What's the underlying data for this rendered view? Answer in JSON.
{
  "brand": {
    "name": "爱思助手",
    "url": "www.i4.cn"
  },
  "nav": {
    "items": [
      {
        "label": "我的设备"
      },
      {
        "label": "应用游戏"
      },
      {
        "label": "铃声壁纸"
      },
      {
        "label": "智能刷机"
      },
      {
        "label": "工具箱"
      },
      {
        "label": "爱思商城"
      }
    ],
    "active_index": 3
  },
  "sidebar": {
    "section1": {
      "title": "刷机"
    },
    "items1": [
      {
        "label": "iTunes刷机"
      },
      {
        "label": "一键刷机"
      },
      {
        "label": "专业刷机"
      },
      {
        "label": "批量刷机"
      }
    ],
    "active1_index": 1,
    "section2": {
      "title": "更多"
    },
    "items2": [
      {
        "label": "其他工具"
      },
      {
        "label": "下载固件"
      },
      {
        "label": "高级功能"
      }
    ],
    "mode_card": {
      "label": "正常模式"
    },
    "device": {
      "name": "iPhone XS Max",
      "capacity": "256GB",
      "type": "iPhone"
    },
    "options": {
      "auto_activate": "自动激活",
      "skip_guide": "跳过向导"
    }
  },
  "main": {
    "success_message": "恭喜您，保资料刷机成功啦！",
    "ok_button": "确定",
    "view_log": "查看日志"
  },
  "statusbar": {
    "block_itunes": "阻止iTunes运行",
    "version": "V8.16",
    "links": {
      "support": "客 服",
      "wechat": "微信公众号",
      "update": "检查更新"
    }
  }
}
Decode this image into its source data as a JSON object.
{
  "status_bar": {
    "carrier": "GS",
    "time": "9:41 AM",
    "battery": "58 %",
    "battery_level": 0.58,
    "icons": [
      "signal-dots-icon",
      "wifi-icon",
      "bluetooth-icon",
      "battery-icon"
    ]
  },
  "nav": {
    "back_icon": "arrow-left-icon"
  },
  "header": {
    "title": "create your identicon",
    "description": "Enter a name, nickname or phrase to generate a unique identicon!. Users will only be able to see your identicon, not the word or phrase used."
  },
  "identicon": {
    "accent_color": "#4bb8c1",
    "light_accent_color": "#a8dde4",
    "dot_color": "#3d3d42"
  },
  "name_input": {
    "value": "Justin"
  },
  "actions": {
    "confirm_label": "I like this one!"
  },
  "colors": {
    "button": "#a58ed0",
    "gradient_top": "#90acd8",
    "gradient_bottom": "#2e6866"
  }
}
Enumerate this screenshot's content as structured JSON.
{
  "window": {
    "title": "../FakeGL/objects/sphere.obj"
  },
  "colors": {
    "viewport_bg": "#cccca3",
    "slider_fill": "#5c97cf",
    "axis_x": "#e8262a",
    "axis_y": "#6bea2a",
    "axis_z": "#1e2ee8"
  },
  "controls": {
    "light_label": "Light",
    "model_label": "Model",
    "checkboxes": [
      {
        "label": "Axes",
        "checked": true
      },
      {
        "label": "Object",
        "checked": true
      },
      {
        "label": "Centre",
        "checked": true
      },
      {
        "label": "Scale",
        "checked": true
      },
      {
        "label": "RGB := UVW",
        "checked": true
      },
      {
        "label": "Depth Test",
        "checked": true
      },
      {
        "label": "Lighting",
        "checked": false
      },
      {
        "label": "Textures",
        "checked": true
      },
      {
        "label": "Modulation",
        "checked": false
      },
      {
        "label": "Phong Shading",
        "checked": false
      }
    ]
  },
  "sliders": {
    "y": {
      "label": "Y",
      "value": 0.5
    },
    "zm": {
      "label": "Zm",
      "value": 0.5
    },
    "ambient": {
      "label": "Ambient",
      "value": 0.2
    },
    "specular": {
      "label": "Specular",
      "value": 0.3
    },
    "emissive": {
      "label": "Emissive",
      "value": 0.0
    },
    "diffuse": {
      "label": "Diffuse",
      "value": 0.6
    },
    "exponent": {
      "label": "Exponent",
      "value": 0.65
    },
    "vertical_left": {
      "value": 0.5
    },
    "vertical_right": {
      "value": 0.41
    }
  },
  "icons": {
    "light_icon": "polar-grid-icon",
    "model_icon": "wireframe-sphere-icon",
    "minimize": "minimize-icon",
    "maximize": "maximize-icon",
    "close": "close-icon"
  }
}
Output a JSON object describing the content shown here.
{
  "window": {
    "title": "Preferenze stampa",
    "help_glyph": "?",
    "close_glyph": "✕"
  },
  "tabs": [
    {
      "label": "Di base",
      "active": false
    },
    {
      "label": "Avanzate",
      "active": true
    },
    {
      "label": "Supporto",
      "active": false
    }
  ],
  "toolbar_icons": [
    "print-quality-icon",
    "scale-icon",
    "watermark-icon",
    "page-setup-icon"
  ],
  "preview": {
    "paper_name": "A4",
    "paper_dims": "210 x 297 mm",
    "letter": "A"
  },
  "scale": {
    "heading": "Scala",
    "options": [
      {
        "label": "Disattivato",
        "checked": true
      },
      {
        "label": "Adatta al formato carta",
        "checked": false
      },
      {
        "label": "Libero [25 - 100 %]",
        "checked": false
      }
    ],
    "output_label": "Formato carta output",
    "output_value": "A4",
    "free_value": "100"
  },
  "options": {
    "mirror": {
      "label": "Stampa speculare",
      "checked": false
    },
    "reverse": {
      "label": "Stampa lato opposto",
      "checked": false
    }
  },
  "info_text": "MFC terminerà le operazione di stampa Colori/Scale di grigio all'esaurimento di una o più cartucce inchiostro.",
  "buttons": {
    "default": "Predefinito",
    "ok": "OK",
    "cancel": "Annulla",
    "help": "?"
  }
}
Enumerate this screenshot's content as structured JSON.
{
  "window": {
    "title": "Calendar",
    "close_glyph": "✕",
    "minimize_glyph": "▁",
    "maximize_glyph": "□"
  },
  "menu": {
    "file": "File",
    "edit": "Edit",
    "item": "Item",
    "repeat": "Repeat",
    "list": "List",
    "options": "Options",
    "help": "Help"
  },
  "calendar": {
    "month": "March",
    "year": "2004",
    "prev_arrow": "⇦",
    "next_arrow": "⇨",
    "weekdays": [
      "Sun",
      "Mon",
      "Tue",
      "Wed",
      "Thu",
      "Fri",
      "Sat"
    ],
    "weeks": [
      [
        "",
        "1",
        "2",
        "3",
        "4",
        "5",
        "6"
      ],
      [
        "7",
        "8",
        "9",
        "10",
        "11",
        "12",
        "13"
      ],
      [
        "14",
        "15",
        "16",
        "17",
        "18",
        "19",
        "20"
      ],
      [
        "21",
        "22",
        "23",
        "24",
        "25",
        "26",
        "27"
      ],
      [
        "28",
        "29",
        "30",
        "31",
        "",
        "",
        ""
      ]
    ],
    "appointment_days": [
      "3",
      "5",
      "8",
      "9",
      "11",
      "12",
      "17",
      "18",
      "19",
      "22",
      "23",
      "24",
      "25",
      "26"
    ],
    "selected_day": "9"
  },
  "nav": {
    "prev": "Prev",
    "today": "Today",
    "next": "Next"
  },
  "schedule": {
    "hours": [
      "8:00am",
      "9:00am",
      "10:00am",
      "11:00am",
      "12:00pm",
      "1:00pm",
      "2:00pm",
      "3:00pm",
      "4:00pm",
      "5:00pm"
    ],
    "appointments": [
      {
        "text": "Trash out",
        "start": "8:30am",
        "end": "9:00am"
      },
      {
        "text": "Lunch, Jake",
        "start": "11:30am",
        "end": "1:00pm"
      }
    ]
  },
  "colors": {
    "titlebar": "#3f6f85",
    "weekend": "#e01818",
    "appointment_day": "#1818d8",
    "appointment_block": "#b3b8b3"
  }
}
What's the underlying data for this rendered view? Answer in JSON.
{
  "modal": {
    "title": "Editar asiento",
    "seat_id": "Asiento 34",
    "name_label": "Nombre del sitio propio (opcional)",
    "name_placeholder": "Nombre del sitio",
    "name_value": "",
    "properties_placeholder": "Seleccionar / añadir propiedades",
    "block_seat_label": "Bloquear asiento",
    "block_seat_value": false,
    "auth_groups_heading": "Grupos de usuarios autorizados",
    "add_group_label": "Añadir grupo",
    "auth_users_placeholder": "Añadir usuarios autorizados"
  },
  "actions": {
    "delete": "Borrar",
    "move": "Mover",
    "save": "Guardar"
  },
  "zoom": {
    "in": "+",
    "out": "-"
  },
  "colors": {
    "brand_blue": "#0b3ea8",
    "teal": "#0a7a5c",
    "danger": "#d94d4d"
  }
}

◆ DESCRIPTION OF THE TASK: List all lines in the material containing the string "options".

◆ ANSWER AREA:
    "options": {
    "options": [
  "options": {
    "options": "Options",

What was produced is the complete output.